“I’m a true believer that Canary Wharf won’t struggle. Yes, over the past 15 months we’ve been through a lot and we’ll need a bit of time to adjust, but what Docklands offers is unparalleled compared to any other place in London. 

“People don’t want a long commute, especially if they’re working in financial services or for a big company where they’re doing very long hours in the office.

“The last thing you want to do after that is to go on a depressing journey on the Tube. It’s dark and dingy, especially in winter – an increasing number of people want to live close to work. 

“Also, what the buildings here offer in terms of facilities is very attractive – you have cinema rooms, swimming pools, concierge services and business hubs. The lifestyle here is completely different to how it was 20 years ago. 

“In terms of what’s popular, the older developments are really holding their ground because they offer a very large floorplan and that’s what people want. Then there are a lot of youngsters attracted by the new developments.”

Matteo says the rental market will book in September – image Matt Grayson

Matteo said the rental market locally had been through a rollercoaster of a year with the pandemic initially seeing tenants leaving the area but predicted a recovery would follow widespread return to offices.

He said: “We’ve seen Canary Wharf Group move into the build-to-rent market – a prime example being the Newfoundland building, which is just across the road from our office – that’s evidence of the demand for package deals where those renting pay a fixed price with bills included.

“We’re dealing with the Circus Apartments at Canary Riverside, which is another build-to-rent scheme  of 46 apartments, all offering luxury living because that fits with the calibre of people the area is attracing at the moment. 

“When people were not allowed in the offices, we did see a migration away but things are picking up and I think we’re going to have a boom around September when a large proportion of Canary Wharf workers are expected back in the office.

“That’s what we’re preparing our team for. It’s reassuring because there’s a huge buy-to-let market locally with many investors putting money in from abroad.”

Matteo was also keen to stress that, while Alex Neil is very much a company that looks outward, its heart is firmly in the communities it operates in, donating a percentage of its fees to a chosen charity each year and welcoming collaboration with local organisations.

He said: “Estate agency is a people business. The agent should be someone embedded in the community – it’s very important that every viewing we do, every person we speak to, we give the best possible level of customer service because you never know who you’re dealing with.

“The tenant of today could be the buyer or the landlord of tomorrow. Because we’ve been here such a long time, we have people who perhaps began renting through us but are now looking to buy and are looking only through us because they have an expectation – they know we’re going to do the best we can.

“In the industry, you see a lot of pop-up shops, businesses that start up and then close down after a couple of years because they don’t really offer a service. We’ve been established since 1984 and that says a lot.

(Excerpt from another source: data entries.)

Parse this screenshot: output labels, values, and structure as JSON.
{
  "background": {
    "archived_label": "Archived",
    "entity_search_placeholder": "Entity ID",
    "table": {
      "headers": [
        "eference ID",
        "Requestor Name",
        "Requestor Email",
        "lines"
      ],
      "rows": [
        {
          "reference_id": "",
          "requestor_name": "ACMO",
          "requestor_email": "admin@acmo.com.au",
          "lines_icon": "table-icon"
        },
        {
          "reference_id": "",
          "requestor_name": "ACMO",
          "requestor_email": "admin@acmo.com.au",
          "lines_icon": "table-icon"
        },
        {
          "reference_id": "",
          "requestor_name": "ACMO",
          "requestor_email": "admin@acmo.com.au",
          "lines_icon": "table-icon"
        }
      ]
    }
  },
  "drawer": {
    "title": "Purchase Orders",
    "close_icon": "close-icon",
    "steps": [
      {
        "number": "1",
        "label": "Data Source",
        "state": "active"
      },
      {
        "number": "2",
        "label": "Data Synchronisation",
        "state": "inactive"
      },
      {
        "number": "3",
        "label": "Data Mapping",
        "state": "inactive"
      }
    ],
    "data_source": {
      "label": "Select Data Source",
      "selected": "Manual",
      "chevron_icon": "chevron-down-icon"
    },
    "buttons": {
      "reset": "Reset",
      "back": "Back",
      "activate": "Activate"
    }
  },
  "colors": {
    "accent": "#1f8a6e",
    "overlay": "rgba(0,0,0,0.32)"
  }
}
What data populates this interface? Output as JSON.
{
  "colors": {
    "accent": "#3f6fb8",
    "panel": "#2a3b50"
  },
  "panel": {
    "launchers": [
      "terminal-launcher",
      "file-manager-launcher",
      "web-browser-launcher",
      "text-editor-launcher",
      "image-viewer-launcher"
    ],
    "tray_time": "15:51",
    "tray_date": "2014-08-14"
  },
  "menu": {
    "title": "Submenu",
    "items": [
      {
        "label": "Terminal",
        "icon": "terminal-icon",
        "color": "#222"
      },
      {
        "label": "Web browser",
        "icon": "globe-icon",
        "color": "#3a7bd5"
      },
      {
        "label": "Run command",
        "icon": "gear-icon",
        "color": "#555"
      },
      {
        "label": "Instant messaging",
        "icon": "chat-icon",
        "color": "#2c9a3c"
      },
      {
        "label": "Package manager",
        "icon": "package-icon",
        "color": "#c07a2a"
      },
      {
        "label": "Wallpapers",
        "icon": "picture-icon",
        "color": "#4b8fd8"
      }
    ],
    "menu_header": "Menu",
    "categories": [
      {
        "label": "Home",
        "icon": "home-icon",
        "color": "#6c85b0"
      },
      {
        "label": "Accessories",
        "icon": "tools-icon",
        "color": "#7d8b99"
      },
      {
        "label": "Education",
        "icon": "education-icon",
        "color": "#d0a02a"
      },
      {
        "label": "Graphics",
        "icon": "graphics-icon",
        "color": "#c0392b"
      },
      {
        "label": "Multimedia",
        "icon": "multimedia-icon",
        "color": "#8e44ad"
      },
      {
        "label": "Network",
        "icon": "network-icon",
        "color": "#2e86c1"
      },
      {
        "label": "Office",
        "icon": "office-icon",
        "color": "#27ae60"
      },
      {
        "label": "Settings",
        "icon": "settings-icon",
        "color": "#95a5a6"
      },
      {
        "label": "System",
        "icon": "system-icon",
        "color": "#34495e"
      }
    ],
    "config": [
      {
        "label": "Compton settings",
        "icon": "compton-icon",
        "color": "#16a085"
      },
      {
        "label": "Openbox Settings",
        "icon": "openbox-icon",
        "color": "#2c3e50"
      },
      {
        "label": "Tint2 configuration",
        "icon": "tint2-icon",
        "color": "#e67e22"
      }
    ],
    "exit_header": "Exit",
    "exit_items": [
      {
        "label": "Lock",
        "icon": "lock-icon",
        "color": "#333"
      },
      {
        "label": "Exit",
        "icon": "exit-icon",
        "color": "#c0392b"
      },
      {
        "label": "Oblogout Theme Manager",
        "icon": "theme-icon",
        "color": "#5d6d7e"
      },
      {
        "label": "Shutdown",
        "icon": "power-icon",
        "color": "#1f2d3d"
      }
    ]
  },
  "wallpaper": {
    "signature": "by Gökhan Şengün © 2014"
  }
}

“This year both me and the firm’s director David Hatch will be running the London Marathon to raise money for Guy’s And St Thomas’ Kidney Patients Association. We’d love to raise as much money as possible. As a company we try to do as much for charity as we can.

“An estate agency should be part of its community –  a point of contact if you need anything. 

“For example, we just bought a greenhouse for a girls school in Chiselhurst so they can grow plants. It’s about giving something back to people locally.”

Call 020 7537 9859 or go to alexneil.com for more information about properties in the area or to pledge your support for Matteo and David’s efforts in the forthcoming London Marathon

Read e-editions of Wharf Life’s print edition here

Subscribe to our regular newsletter here

Subscribe To Wharf Life